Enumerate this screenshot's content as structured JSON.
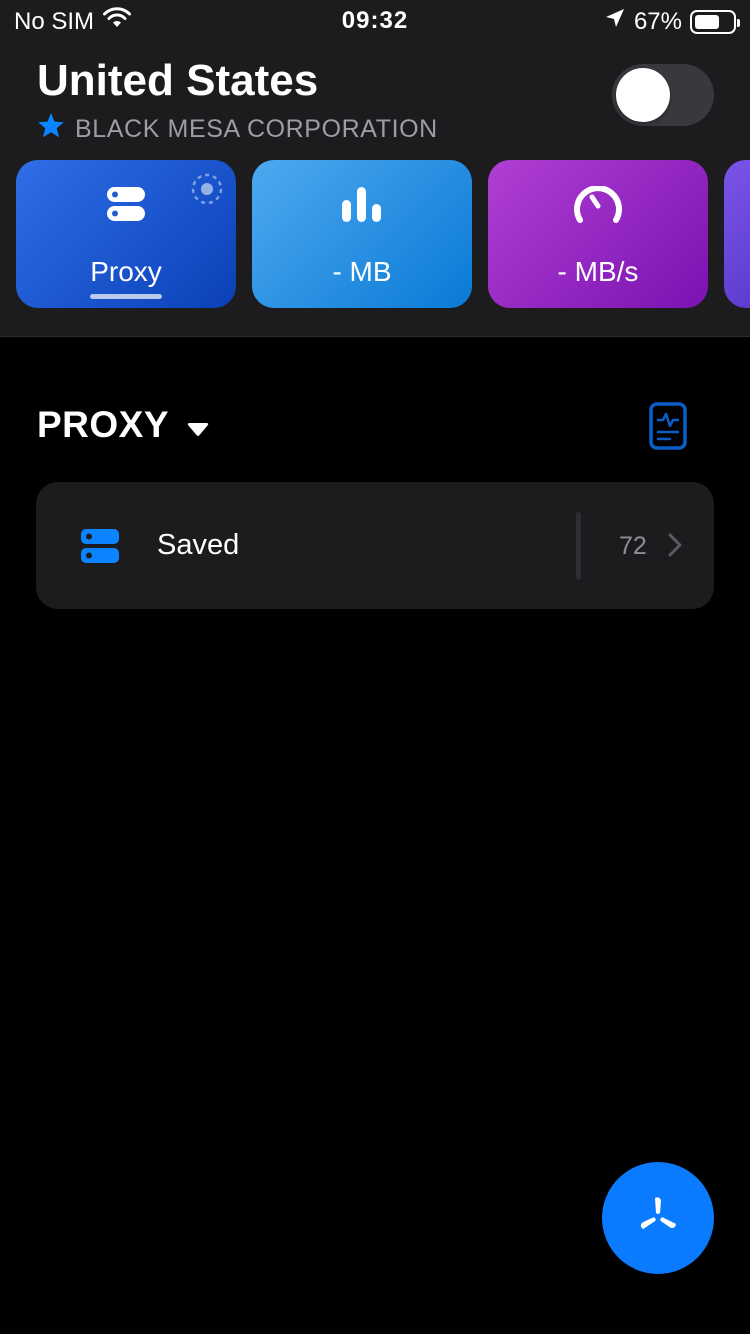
{
  "status_bar": {
    "carrier": "No SIM",
    "time": "09:32",
    "battery_percent": "67%",
    "battery_level": 0.67,
    "icons": [
      "wifi-icon",
      "location-arrow-icon",
      "battery-icon"
    ]
  },
  "header": {
    "title": "United States",
    "subtitle": "BLACK MESA CORPORATION",
    "toggle_on": false,
    "accent": "#0a7aff"
  },
  "cards": [
    {
      "label": "Proxy",
      "icon": "server-icon",
      "selected": true,
      "color": "#1f5fd6"
    },
    {
      "label": "- MB",
      "icon": "bar-chart-icon",
      "color": "#2b94e6"
    },
    {
      "label": "- MB/s",
      "icon": "speedometer-icon",
      "color": "#9a2bc8"
    },
    {
      "label": "",
      "icon": "",
      "color": "#6a47de"
    }
  ],
  "section": {
    "title": "PROXY",
    "dropdown_icon": "caret-down-icon",
    "action_icon": "document-activity-icon"
  },
  "rows": [
    {
      "label": "Saved",
      "count": "72",
      "icon": "server-icon"
    }
  ],
  "fab": {
    "icon": "fan-icon",
    "color": "#0a7aff"
  }
}
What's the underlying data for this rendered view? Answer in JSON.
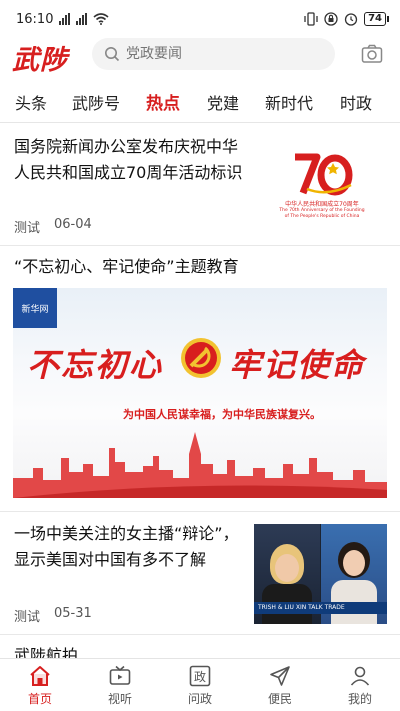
{
  "status_bar": {
    "time": "16:10",
    "battery": "74"
  },
  "header": {
    "logo": "武陟",
    "search_placeholder": "党政要闻"
  },
  "tabs": [
    {
      "label": "头条",
      "active": false
    },
    {
      "label": "武陟号",
      "active": false
    },
    {
      "label": "热点",
      "active": true
    },
    {
      "label": "党建",
      "active": false
    },
    {
      "label": "新时代",
      "active": false
    },
    {
      "label": "时政",
      "active": false
    }
  ],
  "articles": [
    {
      "title": "国务院新闻办公室发布庆祝中华人民共和国成立70周年活动标识",
      "source": "测试",
      "date": "06-04",
      "thumb": {
        "number": "70",
        "caption_cn": "中华人民共和国成立70周年",
        "caption_en": "The 70th Anniversary of the Founding of The People's Republic of China"
      }
    },
    {
      "title": "“不忘初心、牢记使命”主题教育",
      "banner": {
        "heading_left": "不忘初心",
        "heading_right": "牢记使命",
        "subtitle": "为中国人民谋幸福，为中华民族谋复兴。",
        "logo_text": "新华网"
      }
    },
    {
      "title": "一场中美关注的女主播“辩论”，显示美国对中国有多不了解",
      "source": "测试",
      "date": "05-31",
      "thumb": {
        "ticker": "TRISH & LIU XIN TALK TRADE"
      }
    },
    {
      "title": "武陟航拍"
    }
  ],
  "bottom_nav": [
    {
      "label": "首页",
      "icon": "home-icon",
      "active": true
    },
    {
      "label": "视听",
      "icon": "tv-icon",
      "active": false
    },
    {
      "label": "问政",
      "icon": "zheng-icon",
      "active": false
    },
    {
      "label": "便民",
      "icon": "send-icon",
      "active": false
    },
    {
      "label": "我的",
      "icon": "user-icon",
      "active": false
    }
  ],
  "colors": {
    "accent": "#d71f1f"
  }
}
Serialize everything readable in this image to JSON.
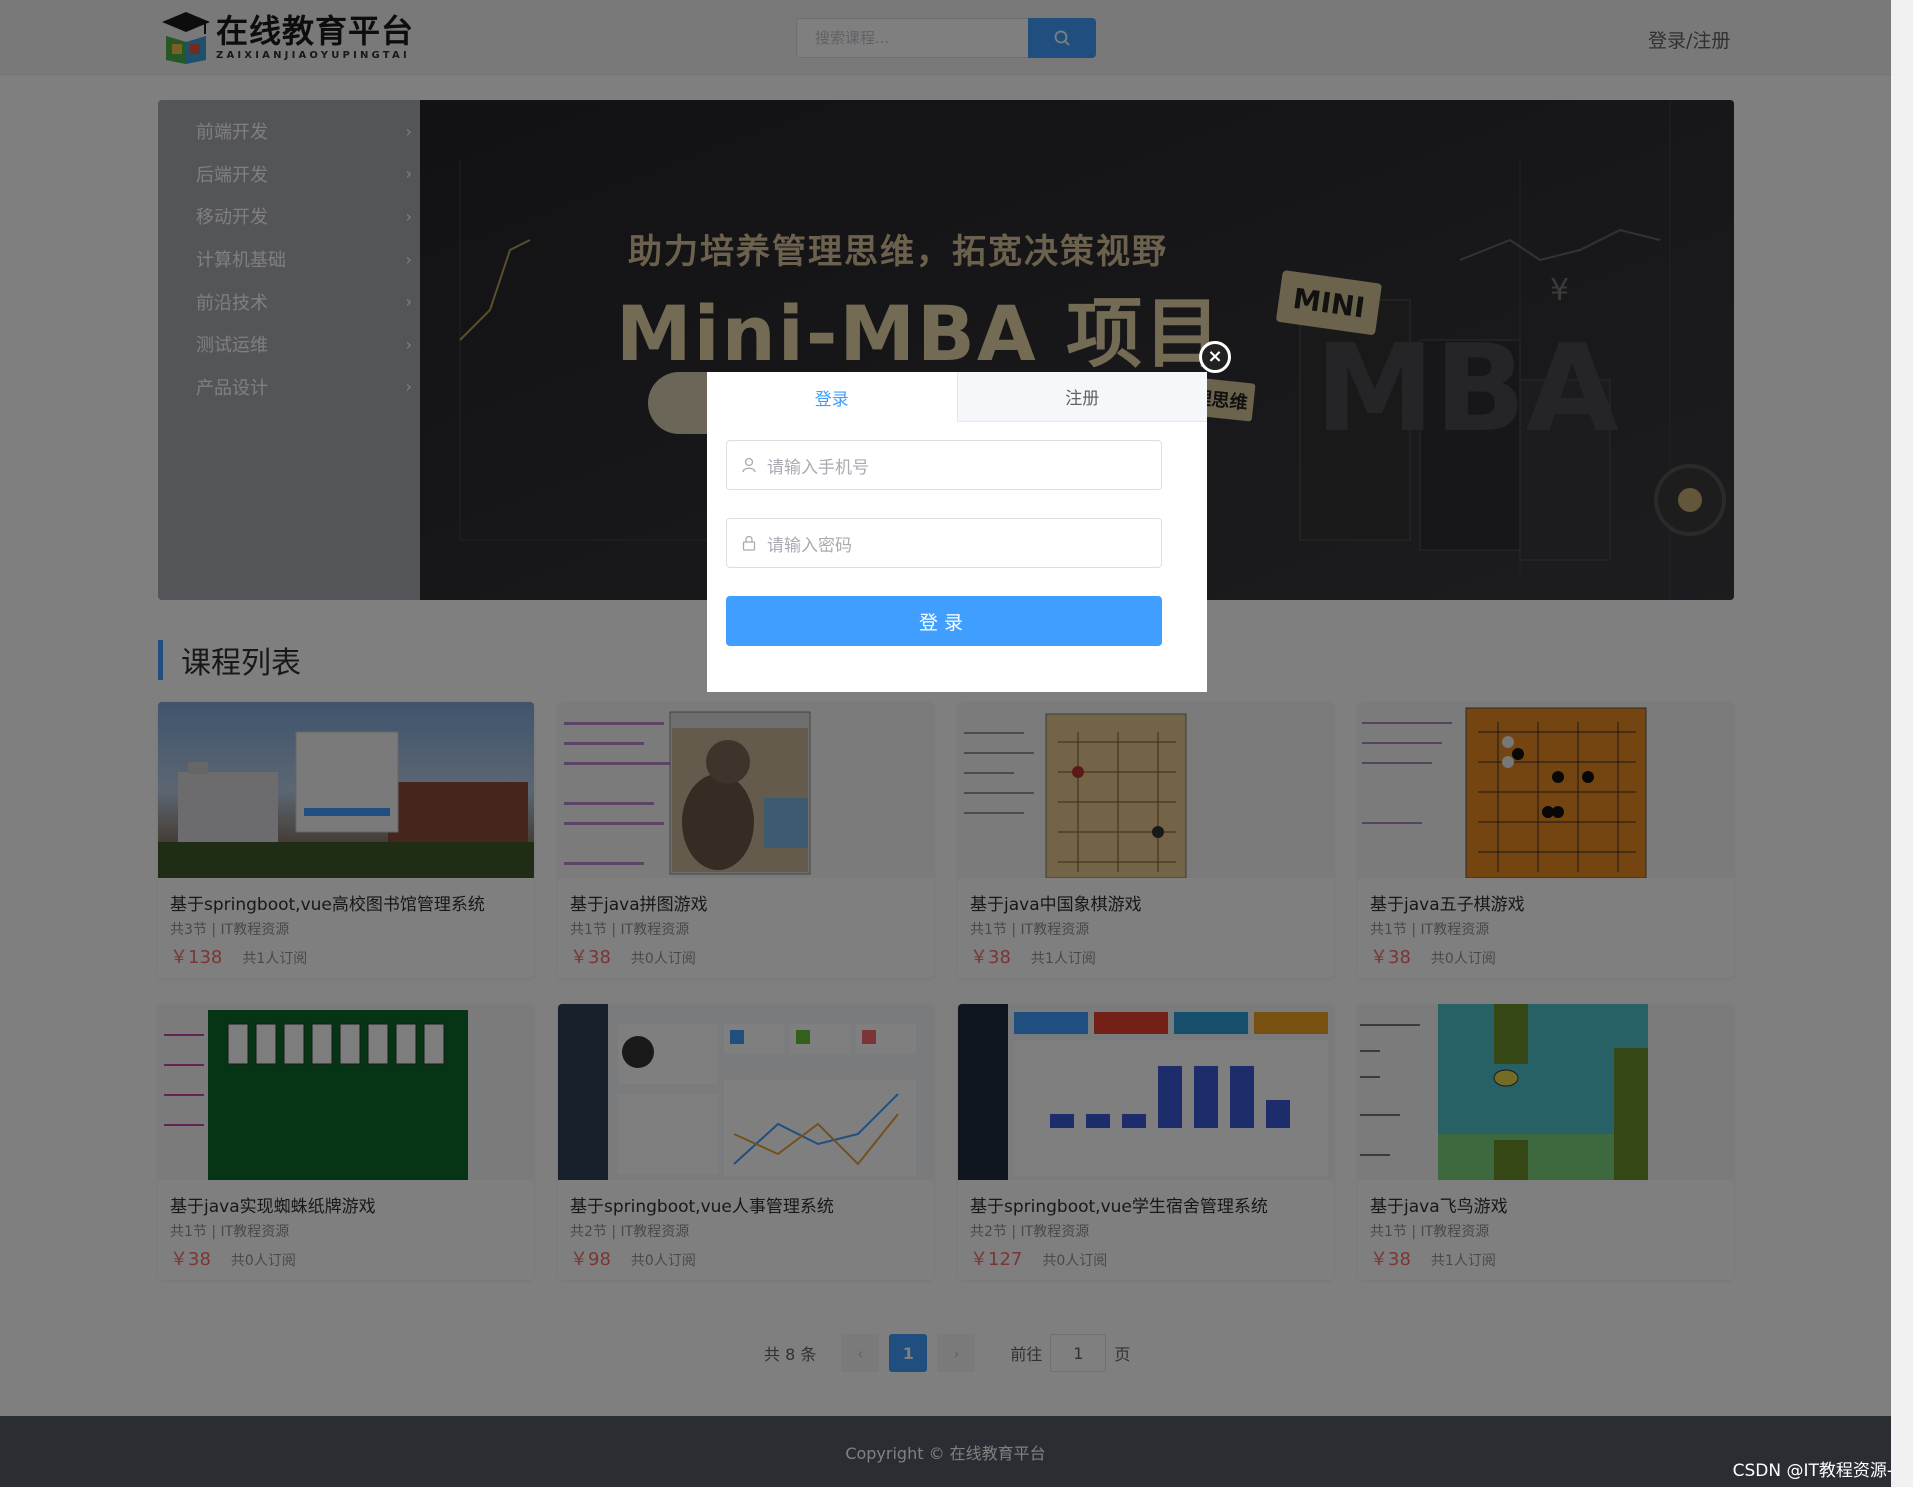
{
  "header": {
    "logo_title": "在线教育平台",
    "logo_subtitle": "ZAIXIANJIAOYUPINGTAI",
    "search_placeholder": "搜索课程...",
    "login_register": "登录/注册"
  },
  "categories": [
    "前端开发",
    "后端开发",
    "移动开发",
    "计算机基础",
    "前沿技术",
    "测试运维",
    "产品设计"
  ],
  "banner": {
    "subtitle": "助力培养管理思维，拓宽决策视野",
    "title": "Mini-MBA 项目",
    "tag_mini": "MINI",
    "tag_mgmt": "管理思维",
    "big_text": "MBA"
  },
  "section_title": "课程列表",
  "courses": [
    {
      "title": "基于springboot,vue高校图书馆管理系统",
      "meta": "共3节 | IT教程资源",
      "price": "￥138",
      "subs": "共1人订阅"
    },
    {
      "title": "基于java拼图游戏",
      "meta": "共1节 | IT教程资源",
      "price": "￥38",
      "subs": "共0人订阅"
    },
    {
      "title": "基于java中国象棋游戏",
      "meta": "共1节 | IT教程资源",
      "price": "￥38",
      "subs": "共1人订阅"
    },
    {
      "title": "基于java五子棋游戏",
      "meta": "共1节 | IT教程资源",
      "price": "￥38",
      "subs": "共0人订阅"
    },
    {
      "title": "基于java实现蜘蛛纸牌游戏",
      "meta": "共1节 | IT教程资源",
      "price": "￥38",
      "subs": "共0人订阅"
    },
    {
      "title": "基于springboot,vue人事管理系统",
      "meta": "共2节 | IT教程资源",
      "price": "￥98",
      "subs": "共0人订阅"
    },
    {
      "title": "基于springboot,vue学生宿舍管理系统",
      "meta": "共2节 | IT教程资源",
      "price": "￥127",
      "subs": "共0人订阅"
    },
    {
      "title": "基于java飞鸟游戏",
      "meta": "共1节 | IT教程资源",
      "price": "￥38",
      "subs": "共1人订阅"
    }
  ],
  "pagination": {
    "total": "共 8 条",
    "current": "1",
    "goto_label": "前往",
    "goto_value": "1",
    "page_unit": "页"
  },
  "footer": {
    "copyright": "Copyright © 在线教育平台"
  },
  "watermark": "CSDN @IT教程资源-",
  "modal": {
    "tab_login": "登录",
    "tab_register": "注册",
    "phone_placeholder": "请输入手机号",
    "password_placeholder": "请输入密码",
    "submit": "登录",
    "close": "×"
  },
  "colors": {
    "primary": "#409eff",
    "price": "#f56c6c",
    "footer": "#545c64"
  }
}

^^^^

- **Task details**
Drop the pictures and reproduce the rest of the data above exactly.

- **Exercise output**
Enumerate this screenshot's content as structured JSON.
{
  "status_bar": {
    "carrier": "No SIM",
    "time": "09:32",
    "battery_percent": "67%",
    "battery_level": 0.67,
    "icons": [
      "wifi-icon",
      "location-arrow-icon",
      "battery-icon"
    ]
  },
  "header": {
    "title": "United States",
    "subtitle": "BLACK MESA CORPORATION",
    "toggle_on": false,
    "accent": "#0a7aff"
  },
  "cards": [
    {
      "label": "Proxy",
      "icon": "server-icon",
      "selected": true,
      "color": "#1f5fd6"
    },
    {
      "label": "- MB",
      "icon": "bar-chart-icon",
      "color": "#2b94e6"
    },
    {
      "label": "- MB/s",
      "icon": "speedometer-icon",
      "color": "#9a2bc8"
    },
    {
      "label": "",
      "icon": "",
      "color": "#6a47de"
    }
  ],
  "section": {
    "title": "PROXY",
    "dropdown_icon": "caret-down-icon",
    "action_icon": "document-activity-icon"
  },
  "rows": [
    {
      "label": "Saved",
      "count": "72",
      "icon": "server-icon"
    }
  ],
  "fab": {
    "icon": "fan-icon",
    "color": "#0a7aff"
  }
}
What's the underlying data for this rendered view? Answer in JSON.
{
  "status_bar": {
    "time": "16:10",
    "battery": "74"
  },
  "header": {
    "logo": "武陟",
    "search_placeholder": "党政要闻"
  },
  "tabs": [
    {
      "label": "头条",
      "active": false
    },
    {
      "label": "武陟号",
      "active": false
    },
    {
      "label": "热点",
      "active": true
    },
    {
      "label": "党建",
      "active": false
    },
    {
      "label": "新时代",
      "active": false
    },
    {
      "label": "时政",
      "active": false
    }
  ],
  "articles": [
    {
      "title": "国务院新闻办公室发布庆祝中华人民共和国成立70周年活动标识",
      "source": "测试",
      "date": "06-04",
      "thumb": {
        "number": "70",
        "caption_cn": "中华人民共和国成立70周年",
        "caption_en": "The 70th Anniversary of the Founding of The People's Republic of China"
      }
    },
    {
      "title": "“不忘初心、牢记使命”主题教育",
      "banner": {
        "heading_left": "不忘初心",
        "heading_right": "牢记使命",
        "subtitle": "为中国人民谋幸福，为中华民族谋复兴。",
        "logo_text": "新华网"
      }
    },
    {
      "title": "一场中美关注的女主播“辩论”，显示美国对中国有多不了解",
      "source": "测试",
      "date": "05-31",
      "thumb": {
        "ticker": "TRISH & LIU XIN TALK TRADE"
      }
    },
    {
      "title": "武陟航拍"
    }
  ],
  "bottom_nav": [
    {
      "label": "首页",
      "icon": "home-icon",
      "active": true
    },
    {
      "label": "视听",
      "icon": "tv-icon",
      "active": false
    },
    {
      "label": "问政",
      "icon": "zheng-icon",
      "active": false
    },
    {
      "label": "便民",
      "icon": "send-icon",
      "active": false
    },
    {
      "label": "我的",
      "icon": "user-icon",
      "active": false
    }
  ],
  "colors": {
    "accent": "#d71f1f"
  }
}
Serialize everything readable in this image to JSON.
{
  "header": {
    "logo_title": "在线教育平台",
    "logo_subtitle": "ZAIXIANJIAOYUPINGTAI",
    "search_placeholder": "搜索课程...",
    "login_register": "登录/注册"
  },
  "categories": [
    "前端开发",
    "后端开发",
    "移动开发",
    "计算机基础",
    "前沿技术",
    "测试运维",
    "产品设计"
  ],
  "banner": {
    "subtitle": "助力培养管理思维，拓宽决策视野",
    "title": "Mini-MBA 项目",
    "tag_mini": "MINI",
    "tag_mgmt": "管理思维",
    "big_text": "MBA"
  },
  "section_title": "课程列表",
  "courses": [
    {
      "title": "基于springboot,vue高校图书馆管理系统",
      "meta": "共3节 | IT教程资源",
      "price": "￥138",
      "subs": "共1人订阅"
    },
    {
      "title": "基于java拼图游戏",
      "meta": "共1节 | IT教程资源",
      "price": "￥38",
      "subs": "共0人订阅"
    },
    {
      "title": "基于java中国象棋游戏",
      "meta": "共1节 | IT教程资源",
      "price": "￥38",
      "subs": "共1人订阅"
    },
    {
      "title": "基于java五子棋游戏",
      "meta": "共1节 | IT教程资源",
      "price": "￥38",
      "subs": "共0人订阅"
    },
    {
      "title": "基于java实现蜘蛛纸牌游戏",
      "meta": "共1节 | IT教程资源",
      "price": "￥38",
      "subs": "共0人订阅"
    },
    {
      "title": "基于springboot,vue人事管理系统",
      "meta": "共2节 | IT教程资源",
      "price": "￥98",
      "subs": "共0人订阅"
    },
    {
      "title": "基于springboot,vue学生宿舍管理系统",
      "meta": "共2节 | IT教程资源",
      "price": "￥127",
      "subs": "共0人订阅"
    },
    {
      "title": "基于java飞鸟游戏",
      "meta": "共1节 | IT教程资源",
      "price": "￥38",
      "subs": "共1人订阅"
    }
  ],
  "pagination": {
    "total": "共 8 条",
    "current": "1",
    "goto_label": "前往",
    "goto_value": "1",
    "page_unit": "页"
  },
  "footer": {
    "copyright": "Copyright © 在线教育平台"
  },
  "watermark": "CSDN @IT教程资源-",
  "modal": {
    "tab_login": "登录",
    "tab_register": "注册",
    "phone_placeholder": "请输入手机号",
    "password_placeholder": "请输入密码",
    "submit": "登录",
    "close": "×"
  },
  "colors": {
    "primary": "#409eff",
    "price": "#f56c6c",
    "footer": "#545c64"
  }
}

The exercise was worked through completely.